Despite all the rumours and comments from fans of the band that were disliking the albums sound, I have always been pretty much in love with it. Though the CD-releases surely leave much to desire soundwise, the vinyls did smack the hell out of you when played at the appropriate listening level. Regardless of the hours spent on mixing editing overdubbing and whatelse this album sounds really live and in your face. And the comment in the above printed article about the low level of audience, well, it simply sounds like they did that to make the almighty Sabbath sound larger than life. Makes sense and for me it works. It gives the album experience something grotesque. Like it was a huge battle field on which the event took place. All in all one of my favourite live albums of all time, maybe even THE favourite!
Quality of the records is pristine. They have been barely played before this rip because when I bought my albums back in the day I usually made a copy to a Nakamichi tapedeck (truly miss that beast some days!) and played that.
My transfers are straight rips and I never use any EQ - NR - or level changes on my rips - unless otherwise noted –
* Note: In this case I used the advanced ‘trainable’ Noise Reduction tool in iZotope’s RX to remove vinyl humm or murmur as I call it. I thought it was necessary to do so on the intro and outro of the album because although this vinyl plays dead quiet you always hear the murmur-ing of the friction between the vinyl and the stylus.
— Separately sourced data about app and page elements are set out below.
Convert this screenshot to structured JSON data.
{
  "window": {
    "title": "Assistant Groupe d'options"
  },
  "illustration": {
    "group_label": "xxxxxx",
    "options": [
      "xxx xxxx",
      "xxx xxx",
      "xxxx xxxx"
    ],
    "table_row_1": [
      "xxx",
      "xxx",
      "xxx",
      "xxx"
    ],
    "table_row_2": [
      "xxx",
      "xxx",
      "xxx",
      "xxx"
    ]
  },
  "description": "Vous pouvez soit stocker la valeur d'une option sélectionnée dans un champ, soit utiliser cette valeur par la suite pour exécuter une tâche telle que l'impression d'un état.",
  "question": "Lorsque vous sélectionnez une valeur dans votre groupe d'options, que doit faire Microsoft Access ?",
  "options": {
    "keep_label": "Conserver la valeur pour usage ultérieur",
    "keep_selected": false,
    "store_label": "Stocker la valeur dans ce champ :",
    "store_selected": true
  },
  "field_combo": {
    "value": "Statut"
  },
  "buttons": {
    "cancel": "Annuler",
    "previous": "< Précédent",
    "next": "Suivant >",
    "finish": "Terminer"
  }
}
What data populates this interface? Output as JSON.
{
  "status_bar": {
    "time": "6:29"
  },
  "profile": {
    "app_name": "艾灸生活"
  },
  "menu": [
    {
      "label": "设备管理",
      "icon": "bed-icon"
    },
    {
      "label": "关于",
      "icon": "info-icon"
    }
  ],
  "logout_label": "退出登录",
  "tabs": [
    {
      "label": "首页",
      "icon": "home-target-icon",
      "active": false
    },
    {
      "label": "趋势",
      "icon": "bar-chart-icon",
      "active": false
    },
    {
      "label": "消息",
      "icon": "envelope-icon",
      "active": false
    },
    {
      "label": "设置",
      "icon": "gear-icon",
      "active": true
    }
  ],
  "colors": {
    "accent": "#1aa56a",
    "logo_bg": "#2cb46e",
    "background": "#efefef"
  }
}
It depends on the quality of the vinyl how much you hear but since the intro starts so frail and quietly I thought it was worth it to try this nifty tool. It turned out to be a keeper!
EddylitE - december 2009
©2009 - Hipper than Hell Records * Eddy_litE appears courtesy of himself * You have been Aped
"The music in these files was originally recorded on analog equipment.
We have attempted to preserve, as closely as possible, the sound of the original recording.
Because of it's high resolution, however, these files can reveal limitations of the source."
Turn Me Up!™
To preserve the excitement, emotion and dynamics of the original performances this record is intentionally quieter than some. For full enjoyment simply Turn Me Up! (www.TurnMeUp.org)